But be forewarned: Not all ETFs are created equal. Some track a risky sector or an exotic asset class. Just as you would when investing in a stock or mutual fund, do your due diligence. That means reading the prospectus to make sure you understand what you’re investing in and all the fees associated with the ETF.
3. They Trade Like Stocks
One of the attractions of ETF investing is the ease of buying and selling funds. You can buy and sell ETFs online through mobile apps and via brokers any time between market hours. You get to purchase the ETF at the current price when you execute the trade.
4. There’s a Lower Barrier to Entry
There is no minimum purchase requirement with an ETF. Investors can purchase one share if that’s all they want. As a result, choosing a low-cost, commission-free ETF is a great way to dip your toe into investing.
5. They Provide Diversification
Diversification is the cornerstone of any sound investment portfolio. It can protect you when times are bad and reward you when times are good. Without proper diversification, you’ll have too much exposure to a specific industry or sector. If that industry or sector goes south, so do your returns.
ETFs give you diversification in several ways. You can purchase an ETF that tracks a basket of stocks trading on a particular index, such as the S&P 500. You can purchase different ETFs to give you exposure to different asset classes. There are bond ETFs, real estate ETFs and more. As a result, you can easily create a diversified portfolio covering different sectors and asset classes.
6. They’re Transparent
One criticism of mutual funds is that some tend to bury important information in the fine print, making it difficult for investors to understand all the aspects of the fund. ETFs are different. The investment firm that creates the ETF has to publish its holdings every day. Investors know what the fund is made up of at all times, removing any confusion.
7. There Are Fewer Taxable Events
With an actively managed mutual fund, the fund manager has to buy and sell stocks to maintain the proper asset allocation. If you realize a gain through selling a holding, it creates a taxable event. If the fund manager sells stock multiples times in a year, you could be on the hook for significant taxes.

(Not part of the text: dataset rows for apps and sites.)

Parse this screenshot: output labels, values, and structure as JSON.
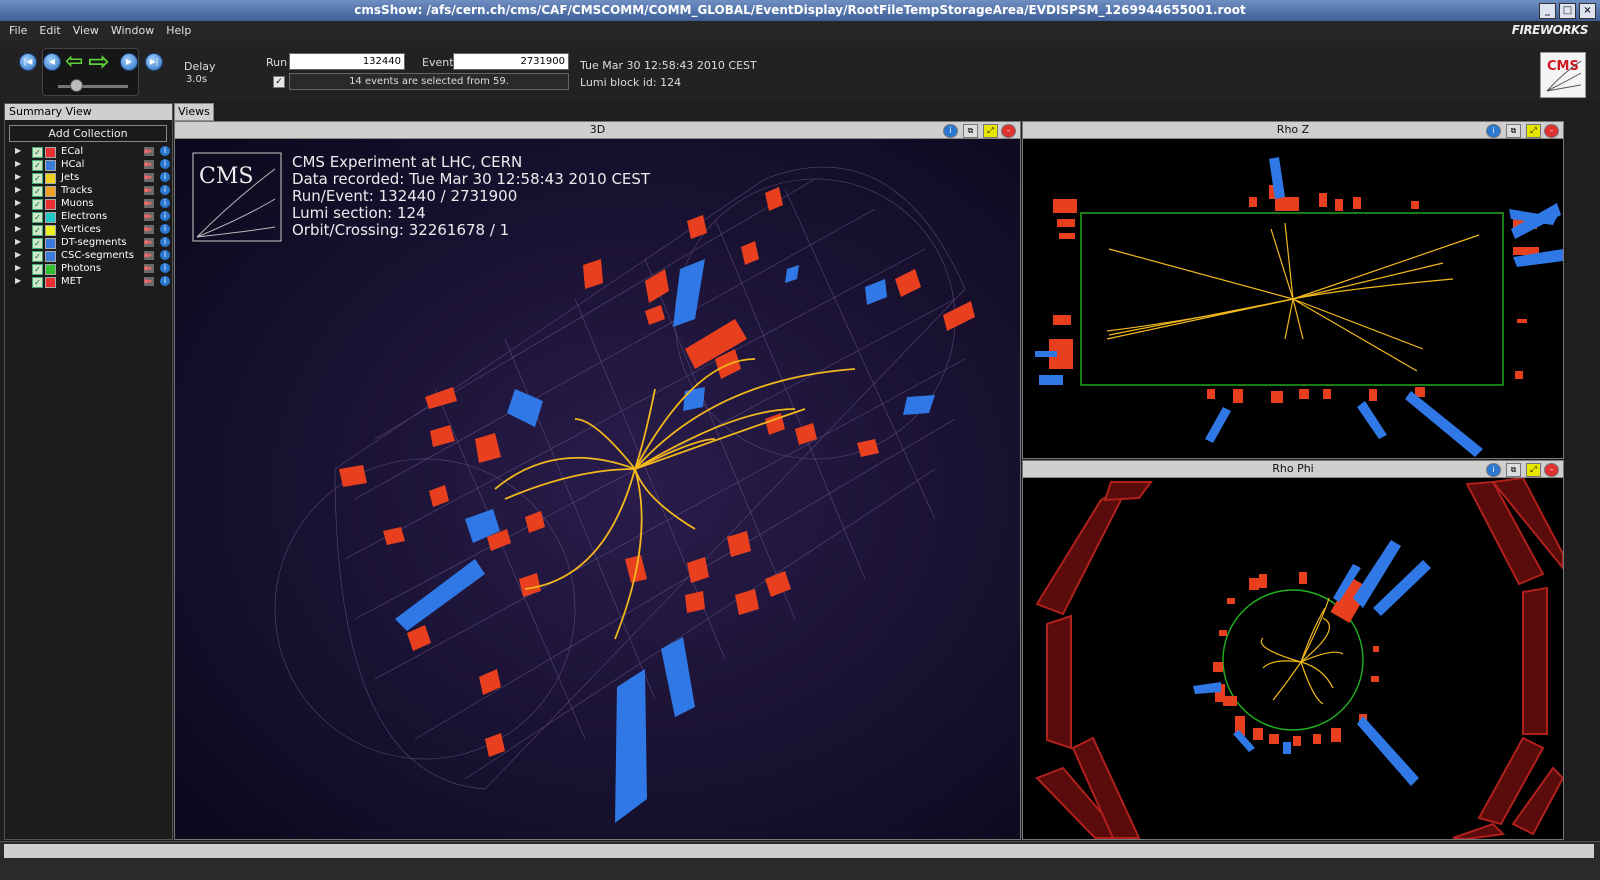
{
  "window": {
    "title": "cmsShow: /afs/cern.ch/cms/CAF/CMSCOMM/COMM_GLOBAL/EventDisplay/RootFileTempStorageArea/EVDISPSM_1269944655001.root",
    "controls": [
      "_",
      "□",
      "×"
    ]
  },
  "menu": [
    "File",
    "Edit",
    "View",
    "Window",
    "Help"
  ],
  "brand": {
    "fireworks": "FIREWORKS",
    "cms": "CMS"
  },
  "toolbar": {
    "delay_label": "Delay",
    "delay_value": "3.0s",
    "run_label": "Run",
    "run_value": "132440",
    "event_label": "Event",
    "event_value": "2731900",
    "filter_text": "14 events are selected from 59.",
    "filter_checked": true,
    "datetime": "Tue Mar 30 12:58:43 2010 CEST",
    "lumi_block": "Lumi block id: 124"
  },
  "summary": {
    "title": "Summary View",
    "add_button": "Add Collection",
    "collections": [
      {
        "name": "ECal",
        "color": "#e83030"
      },
      {
        "name": "HCal",
        "color": "#3a7bdc"
      },
      {
        "name": "Jets",
        "color": "#f0d020"
      },
      {
        "name": "Tracks",
        "color": "#f0a020"
      },
      {
        "name": "Muons",
        "color": "#e83030"
      },
      {
        "name": "Electrons",
        "color": "#20c8c8"
      },
      {
        "name": "Vertices",
        "color": "#f0f020"
      },
      {
        "name": "DT-segments",
        "color": "#3a7bdc"
      },
      {
        "name": "CSC-segments",
        "color": "#3a7bdc"
      },
      {
        "name": "Photons",
        "color": "#30c030"
      },
      {
        "name": "MET",
        "color": "#e83030"
      }
    ]
  },
  "views_tab": "Views",
  "views": {
    "v3d": "3D",
    "rhoz": "Rho Z",
    "rhophi": "Rho Phi"
  },
  "overlay": {
    "logo": "CMS",
    "line1": "CMS Experiment at LHC, CERN",
    "line2": "Data recorded: Tue Mar 30 12:58:43 2010 CEST",
    "line3": "Run/Event: 132440 / 2731900",
    "line4": "Lumi section: 124",
    "line5": "Orbit/Crossing: 32261678 / 1"
  },
  "colors": {
    "ecal": "#e8401f",
    "hcal": "#2f78e6",
    "tracks": "#f2b81c",
    "green": "#21b321"
  }
}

ETFs are passive and, as a result, have much lower turnover. It’s not unheard of for an ETF to sell a stock once during 24 months. That means you won’t have to worry as much about capital gains taxes.
It’s a good time to be an investor. With so many low-cost investing options to choose from, it’s no surprise ETFs have $4 trillion in assets under management. As investors get savvier when it comes to fees, they only stand to benefit more.
According to Morningstar, across all U.S. funds, the asset-weighted expense ratio declined to 0.48% last year, compared with 0.51% in 2017 – saving investors $5.5 billion in fund fees. Investors are paying about half as much to invest in funds as they were in 2000. Ben Johnson, Morningstar’s director of ETF and passive strategies research, says that this is a result of awareness on the part of investors when it comes to how damaging investment costs can be to a portfolio.
Lowering your fees is one of many ways to maintain and build your nest egg. To learn more about investing, you can sign up for our free e-letter below.